Nagoya – The crucial second week of the conference has begun. Sunday morning allowed us a little time to sleep and recharge our batteries but by noon we were once again busy, taking part in a working meeting of the entire BirdLife delegation.
With nearly 80 people from 30 countries, we are the largest delegation at the whole conference! It’s great to see how in recent years the network of BirdLife International has blossomed into an internationally recognized and, in many areas, a leading force in international nature conservation. It is always a great experience to meet like-minded people from the most remote corners of the globe. On Sunday evening the BirdLife family once again got together and celebrated in a German (!) Restaurant in the center of Nagoya.
Ater our brief respite, Monday had us returning to our daily routine of attending the COP-10. Here’s my day in brief:
- 06:30: Get up, breakfast at the hotel and then catch the Metro to the Conference;
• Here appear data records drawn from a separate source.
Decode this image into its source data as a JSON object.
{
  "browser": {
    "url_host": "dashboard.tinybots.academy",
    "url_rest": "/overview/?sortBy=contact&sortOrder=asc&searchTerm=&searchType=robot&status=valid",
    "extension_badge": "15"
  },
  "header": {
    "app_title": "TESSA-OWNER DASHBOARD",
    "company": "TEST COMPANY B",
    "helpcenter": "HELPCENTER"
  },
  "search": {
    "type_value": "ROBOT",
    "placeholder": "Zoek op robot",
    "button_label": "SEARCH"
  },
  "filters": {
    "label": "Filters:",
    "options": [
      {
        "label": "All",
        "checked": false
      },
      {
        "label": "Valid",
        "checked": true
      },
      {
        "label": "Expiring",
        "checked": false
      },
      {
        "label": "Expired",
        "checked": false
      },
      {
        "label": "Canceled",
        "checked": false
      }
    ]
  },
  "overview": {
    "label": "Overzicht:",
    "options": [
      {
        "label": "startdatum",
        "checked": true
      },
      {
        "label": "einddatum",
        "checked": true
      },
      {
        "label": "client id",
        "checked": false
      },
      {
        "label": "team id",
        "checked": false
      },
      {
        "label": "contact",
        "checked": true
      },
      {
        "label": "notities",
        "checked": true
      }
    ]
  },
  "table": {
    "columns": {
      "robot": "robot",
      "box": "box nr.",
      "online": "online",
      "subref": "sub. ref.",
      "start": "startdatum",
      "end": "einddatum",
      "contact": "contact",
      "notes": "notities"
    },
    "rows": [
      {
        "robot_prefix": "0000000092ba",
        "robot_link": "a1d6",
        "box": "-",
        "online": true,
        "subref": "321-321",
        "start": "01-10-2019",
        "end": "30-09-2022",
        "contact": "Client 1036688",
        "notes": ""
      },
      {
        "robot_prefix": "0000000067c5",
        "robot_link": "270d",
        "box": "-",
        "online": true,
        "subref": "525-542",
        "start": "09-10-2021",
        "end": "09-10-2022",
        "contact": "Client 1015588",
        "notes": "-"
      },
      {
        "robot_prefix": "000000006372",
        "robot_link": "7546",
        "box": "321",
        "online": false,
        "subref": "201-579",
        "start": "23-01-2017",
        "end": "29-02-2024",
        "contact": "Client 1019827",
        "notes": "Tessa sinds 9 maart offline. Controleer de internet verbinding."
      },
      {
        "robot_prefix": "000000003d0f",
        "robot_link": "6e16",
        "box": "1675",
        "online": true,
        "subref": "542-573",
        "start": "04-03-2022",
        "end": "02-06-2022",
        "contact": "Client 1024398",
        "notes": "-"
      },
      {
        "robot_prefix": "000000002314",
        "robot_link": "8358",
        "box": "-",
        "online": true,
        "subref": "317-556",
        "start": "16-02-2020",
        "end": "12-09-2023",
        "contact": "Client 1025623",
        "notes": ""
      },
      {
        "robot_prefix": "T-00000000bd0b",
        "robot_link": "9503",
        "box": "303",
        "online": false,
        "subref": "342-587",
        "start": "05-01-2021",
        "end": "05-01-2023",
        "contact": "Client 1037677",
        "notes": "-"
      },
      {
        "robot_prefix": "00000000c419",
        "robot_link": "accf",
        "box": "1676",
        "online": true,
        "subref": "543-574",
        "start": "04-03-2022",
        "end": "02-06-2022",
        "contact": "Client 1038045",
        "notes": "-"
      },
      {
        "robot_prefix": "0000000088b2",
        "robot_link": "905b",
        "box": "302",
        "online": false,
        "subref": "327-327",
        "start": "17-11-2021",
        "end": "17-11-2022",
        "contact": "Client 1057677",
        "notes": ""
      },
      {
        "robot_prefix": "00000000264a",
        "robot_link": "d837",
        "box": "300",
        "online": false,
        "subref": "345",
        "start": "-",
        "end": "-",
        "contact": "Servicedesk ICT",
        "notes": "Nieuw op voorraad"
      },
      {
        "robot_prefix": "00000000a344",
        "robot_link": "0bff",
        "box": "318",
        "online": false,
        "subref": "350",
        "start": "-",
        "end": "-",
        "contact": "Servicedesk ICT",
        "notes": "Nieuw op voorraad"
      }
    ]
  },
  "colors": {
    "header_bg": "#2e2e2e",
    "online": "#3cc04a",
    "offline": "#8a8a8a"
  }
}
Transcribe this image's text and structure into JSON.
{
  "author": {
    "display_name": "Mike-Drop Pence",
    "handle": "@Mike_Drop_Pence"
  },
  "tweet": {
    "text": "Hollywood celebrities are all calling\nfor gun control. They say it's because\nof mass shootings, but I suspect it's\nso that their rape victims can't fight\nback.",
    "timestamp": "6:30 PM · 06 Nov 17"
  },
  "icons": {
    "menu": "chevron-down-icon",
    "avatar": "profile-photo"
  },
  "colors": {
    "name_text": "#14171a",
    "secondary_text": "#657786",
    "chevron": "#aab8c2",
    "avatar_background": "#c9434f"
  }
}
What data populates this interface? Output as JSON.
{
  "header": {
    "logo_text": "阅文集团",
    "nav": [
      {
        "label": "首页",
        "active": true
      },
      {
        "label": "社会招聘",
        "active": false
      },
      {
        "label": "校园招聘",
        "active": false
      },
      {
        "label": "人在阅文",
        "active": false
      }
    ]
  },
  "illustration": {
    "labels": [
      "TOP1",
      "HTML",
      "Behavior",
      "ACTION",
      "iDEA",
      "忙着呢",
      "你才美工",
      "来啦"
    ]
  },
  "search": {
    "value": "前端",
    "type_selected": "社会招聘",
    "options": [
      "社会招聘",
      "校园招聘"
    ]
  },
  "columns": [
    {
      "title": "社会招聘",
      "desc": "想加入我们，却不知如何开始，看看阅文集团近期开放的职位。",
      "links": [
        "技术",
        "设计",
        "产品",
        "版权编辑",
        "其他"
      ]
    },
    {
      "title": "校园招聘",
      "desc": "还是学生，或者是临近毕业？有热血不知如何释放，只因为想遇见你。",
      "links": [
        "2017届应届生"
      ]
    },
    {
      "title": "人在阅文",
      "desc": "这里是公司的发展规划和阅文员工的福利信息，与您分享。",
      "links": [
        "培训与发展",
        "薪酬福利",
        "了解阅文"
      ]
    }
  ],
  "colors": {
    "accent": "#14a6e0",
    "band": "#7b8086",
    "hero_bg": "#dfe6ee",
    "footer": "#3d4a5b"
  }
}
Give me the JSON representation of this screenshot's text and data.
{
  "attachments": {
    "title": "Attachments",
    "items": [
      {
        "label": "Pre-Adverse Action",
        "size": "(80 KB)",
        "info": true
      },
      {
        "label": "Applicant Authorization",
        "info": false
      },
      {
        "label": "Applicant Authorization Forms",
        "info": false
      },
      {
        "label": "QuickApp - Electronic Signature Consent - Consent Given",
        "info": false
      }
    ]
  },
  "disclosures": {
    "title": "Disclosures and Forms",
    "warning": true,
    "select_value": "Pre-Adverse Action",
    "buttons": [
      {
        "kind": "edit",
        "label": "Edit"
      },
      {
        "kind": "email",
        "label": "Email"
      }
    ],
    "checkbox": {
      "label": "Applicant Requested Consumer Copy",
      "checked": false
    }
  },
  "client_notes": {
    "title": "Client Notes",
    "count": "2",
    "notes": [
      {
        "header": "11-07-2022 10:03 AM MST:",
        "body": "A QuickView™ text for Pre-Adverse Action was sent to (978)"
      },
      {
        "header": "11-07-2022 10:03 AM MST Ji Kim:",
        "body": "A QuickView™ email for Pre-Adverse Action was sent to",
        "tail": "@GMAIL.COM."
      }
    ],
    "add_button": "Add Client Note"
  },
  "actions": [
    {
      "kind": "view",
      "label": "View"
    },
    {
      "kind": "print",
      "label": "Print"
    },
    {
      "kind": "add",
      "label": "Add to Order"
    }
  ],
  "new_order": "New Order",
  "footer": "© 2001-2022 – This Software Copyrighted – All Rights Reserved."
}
- 08:00: Attend a NGO meeting of the CBD Alliance,where an interim assessment and analysis of the progress of negotiations to date was presented. Also at the meeting, the EU and Canada were selected as winners of the “Dodo Award” – let’s hope this news will make it into the corridors of the EU decision makers;
- 09:00: In a meeting with NGO colleagues working on finances, where we try to interpret the limited information that is permeating from a meeting held behind closed doors by a small group of eight countries;
- 10:00: Attend the start of the Finance Contact Group, where it is reported that there has been some limited progress but we suspect this is being overegged. I am optimistic that this will change as the clock ticks down towards the end of the meeting
- 11:00: Attend a NGO meeting with Director General Falkenberg of the European , where we discuss progress on negotiations and ask him many critical questions;.
- 11:45: Return to my laptop in a quiet corner to help compose press releases for NABU, BirdLife and other European partners. In this decisive phase of negotiations, media relations at home are very important in ensuring that ministers feel a little pressure;
- 13:15: I’m now in a well-attended event BirdLife International announce its new world-wide registry of Important Bird Areas (IBAs) – the ten-thousand most important areas for birds that must be protected. After the event, there are rice balls with seaweed (a typical snack here at the conference);
- 15:00: Once again I briefly attend the contact group for finances but I am soon pulled away for an interview with a journalist from the United States. I’m then dragged away by our BirdLife spokesman to a meeting with a journalist from the Guardian newspaper.
We then send our own press release to all European BirdLife Partners- because Europe is now at breakfast;
- 18:00: Attend a summary discussion meeting with BirdLife colleagues working on other CBD issues, followed by a quick meal on the large central patio of the venue.
– From here, it is clear that the crowds are growing and, if you look closely, you can often see an older man – some of then in colourful traditional robes – gesticulating in the middle of each tight knot of people – clearly the ministers! The number of security guards is also increasing;
- 19:30: Telephone calls with colleagues in Berlin and England to coordinate the press work, whilst also planning tomorrow’s schedule;
- 20:30: Back to the hotel to continue working on things for tomorrow’s meetings.